Stored data entries
# # # #

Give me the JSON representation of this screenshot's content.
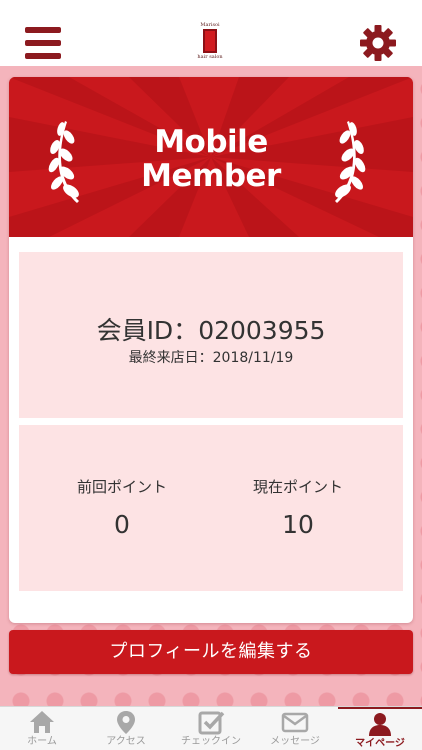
{
  "header": {
    "logo_top": "Marisoi",
    "logo_bottom": "hair salon",
    "menu_icon": "hamburger-menu-icon",
    "settings_icon": "gear-icon"
  },
  "banner": {
    "title_line1": "Mobile",
    "title_line2": "Member",
    "icon": "laurel-icon"
  },
  "member": {
    "id_label": "会員ID：",
    "id_value": "02003955",
    "last_visit_label": "最終来店日：",
    "last_visit_date": "2018/11/19"
  },
  "points": {
    "previous_label": "前回ポイント",
    "previous_value": "0",
    "current_label": "現在ポイント",
    "current_value": "10"
  },
  "edit_profile_label": "プロフィールを編集する",
  "tabs": [
    {
      "label": "ホーム",
      "icon": "home-icon",
      "active": false
    },
    {
      "label": "アクセス",
      "icon": "location-pin-icon",
      "active": false
    },
    {
      "label": "チェックイン",
      "icon": "checkin-icon",
      "active": false
    },
    {
      "label": "メッセージ",
      "icon": "envelope-icon",
      "active": false
    },
    {
      "label": "マイページ",
      "icon": "user-icon",
      "active": true
    }
  ],
  "colors": {
    "brand_dark": "#8c1a1f",
    "brand_red": "#c9181d",
    "pattern_pink": "#f4b4bc",
    "panel_pink": "#fde3e4"
  }
}
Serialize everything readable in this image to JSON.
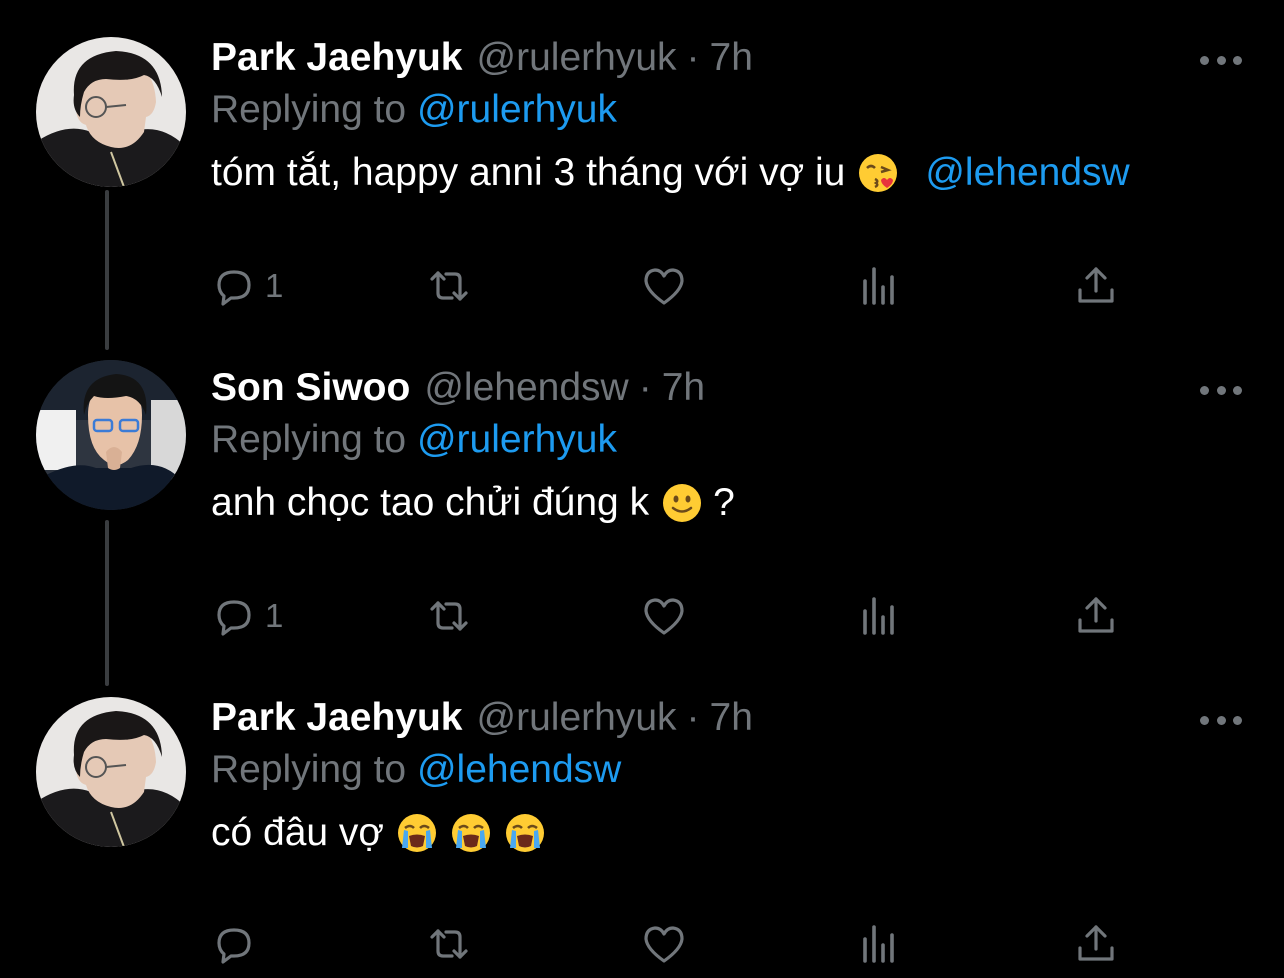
{
  "tweets": [
    {
      "name": "Park Jaehyuk",
      "handle": "@rulerhyuk",
      "separator": "·",
      "time": "7h",
      "replying_prefix": "Replying to",
      "replying_to": "@rulerhyuk",
      "text": "tóm tắt, happy anni 3 tháng với vợ iu",
      "emojis": [
        "kissing-heart-emoji"
      ],
      "trailing_mention": "@lehendsw",
      "reply_count": "1"
    },
    {
      "name": "Son Siwoo",
      "handle": "@lehendsw",
      "separator": "·",
      "time": "7h",
      "replying_prefix": "Replying to",
      "replying_to": "@rulerhyuk",
      "text": "anh chọc tao chửi đúng k",
      "emojis": [
        "slightly-smiling-emoji"
      ],
      "text_suffix": "?",
      "reply_count": "1"
    },
    {
      "name": "Park Jaehyuk",
      "handle": "@rulerhyuk",
      "separator": "·",
      "time": "7h",
      "replying_prefix": "Replying to",
      "replying_to": "@lehendsw",
      "text": "có đâu vợ",
      "emojis": [
        "crying-emoji",
        "crying-emoji",
        "crying-emoji"
      ],
      "reply_count": ""
    }
  ],
  "colors": {
    "background": "#000000",
    "name": "#ffffff",
    "muted": "#71767b",
    "link": "#1d9bf0",
    "thread_line": "#3a3d40"
  },
  "icons": [
    "reply-icon",
    "retweet-icon",
    "like-icon",
    "analytics-icon",
    "share-icon",
    "more-icon"
  ]
}
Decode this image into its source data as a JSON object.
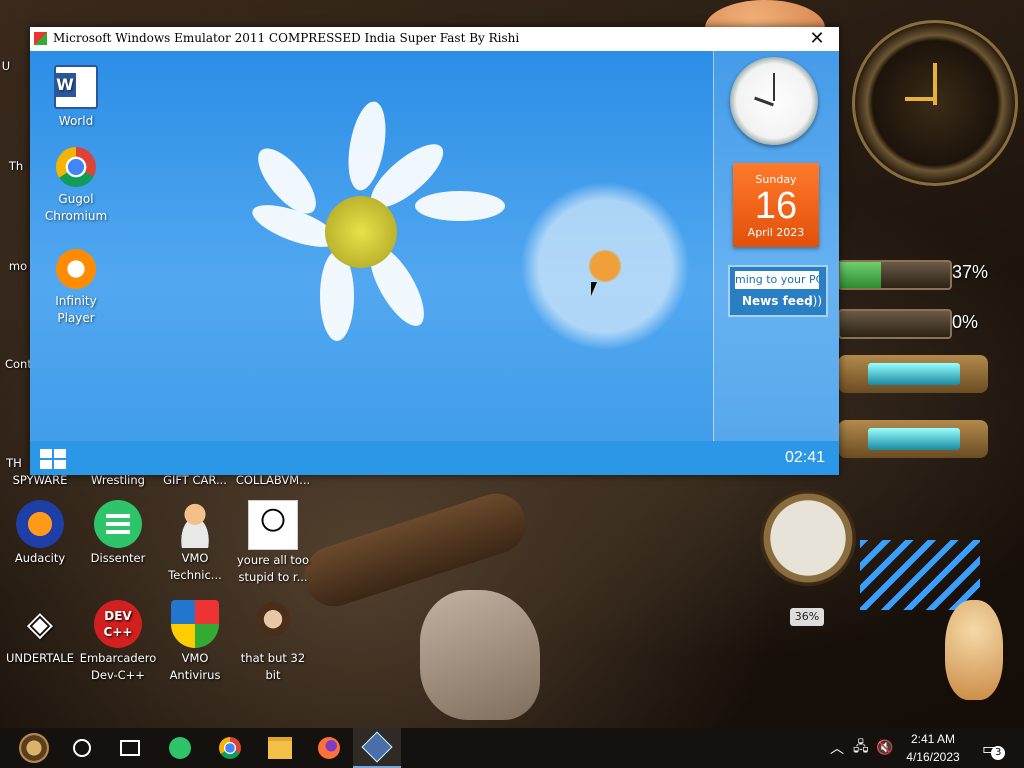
{
  "emulator": {
    "title": "Microsoft Windows Emulator 2011 COMPRESSED India Super Fast By Rishi",
    "close_glyph": "✕",
    "desktop_icons": [
      {
        "label": "World",
        "icon": "word-icon"
      },
      {
        "label": "Gugol Chromium",
        "icon": "chromium-icon"
      },
      {
        "label": "Infinity Player",
        "icon": "media-player-icon"
      }
    ],
    "calendar": {
      "day_name": "Sunday",
      "day": "16",
      "month_year": "April 2023"
    },
    "news": {
      "ticker": "ming to your PC",
      "label": "News feed"
    },
    "taskbar_time": "02:41"
  },
  "desktop_icons": [
    {
      "label": "SPYWARE",
      "icon": "spyware-icon"
    },
    {
      "label": "Wrestling",
      "icon": "wrestling-icon"
    },
    {
      "label": "GIFT CAR...",
      "icon": "gift-card-icon"
    },
    {
      "label": "COLLABVM...",
      "icon": "collabvm-icon"
    },
    {
      "label": "Audacity",
      "icon": "audacity-icon"
    },
    {
      "label": "Dissenter",
      "icon": "dissenter-icon"
    },
    {
      "label": "VMO Technic...",
      "icon": "vmo-technician-icon"
    },
    {
      "label": "youre all too stupid to r...",
      "icon": "portrait-icon"
    },
    {
      "label": "UNDERTALE",
      "icon": "unity-icon"
    },
    {
      "label": "Embarcadero Dev-C++",
      "icon": "devcpp-icon"
    },
    {
      "label": "VMO Antivirus",
      "icon": "shield-icon"
    },
    {
      "label": "that but 32 bit",
      "icon": "portrait2-icon"
    }
  ],
  "partial_left_labels": [
    "U",
    "Th",
    "mo",
    "Conti",
    "TH"
  ],
  "gauges": [
    {
      "percent_text": "37%",
      "value": 0.37
    },
    {
      "percent_text": "0%",
      "value": 0.0
    }
  ],
  "pressure_gauge_text": "36%",
  "taskbar": {
    "apps": [
      "steampunk-start-icon",
      "cortana-circle-icon",
      "task-view-icon",
      "dissenter-icon",
      "chrome-icon",
      "file-explorer-icon",
      "firefox-icon",
      "virtualbox-icon"
    ],
    "time": "2:41 AM",
    "date": "4/16/2023",
    "notification_count": "3"
  },
  "colors": {
    "emulator_bg": "#2c8ee6",
    "calendar": "#ff7a2a",
    "taskbar": "#14110e"
  }
}
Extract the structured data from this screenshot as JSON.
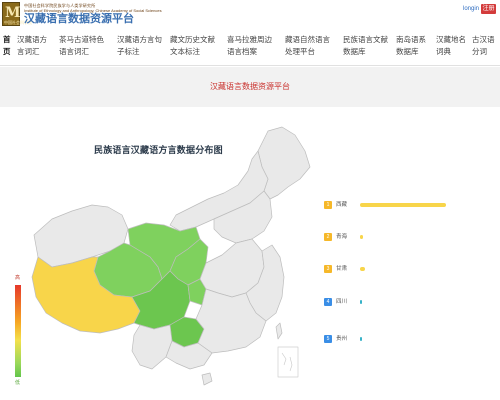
{
  "header": {
    "logo_letter": "M",
    "logo_sub": "中国社会科学院",
    "institute_line": "中国社会科学院民族学与人类学研究所",
    "institute_line_en": "Institute of Ethnology and Anthropology, Chinese Academy of Social Sciences",
    "site_name": "汉藏语言数据资源平台",
    "login": "longin",
    "register": "注册"
  },
  "nav": [
    "首页",
    "汉藏语方言词汇",
    "茶马古道特色语言词汇",
    "汉藏语方言句子标注",
    "藏文历史文献文本标注",
    "喜马拉雅周边语言档案",
    "藏语自然语言处理平台",
    "民族语言文献数据库",
    "南岛语系数据库",
    "汉藏地名词典",
    "古汉语分词"
  ],
  "banner": {
    "title": "汉藏语言数据资源平台"
  },
  "map": {
    "scale_high": "高",
    "scale_low": "低",
    "colors": {
      "high": "#f8d54a",
      "mid": "#7fd15e",
      "low": "#6cc64f",
      "none": "#e9e9e9",
      "border": "#bdbdbd"
    }
  },
  "chart_data": {
    "type": "bar",
    "title": "民族语言汉藏语方言数据分布图",
    "categories": [
      "西藏",
      "青海",
      "甘肃",
      "四川",
      "贵州"
    ],
    "values": [
      100,
      3,
      6,
      1,
      1
    ],
    "rank_colors": [
      "#f6b829",
      "#f6b829",
      "#f6b829",
      "#3a8ee6",
      "#3a8ee6"
    ],
    "bar_colors": [
      "#f8d54a",
      "#f8d54a",
      "#f8d54a",
      "#37b2c8",
      "#37b2c8"
    ]
  }
}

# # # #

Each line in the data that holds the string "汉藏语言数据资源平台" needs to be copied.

• [Task output]:
    "site_name": "汉藏语言数据资源平台",
    "title": "汉藏语言数据资源平台"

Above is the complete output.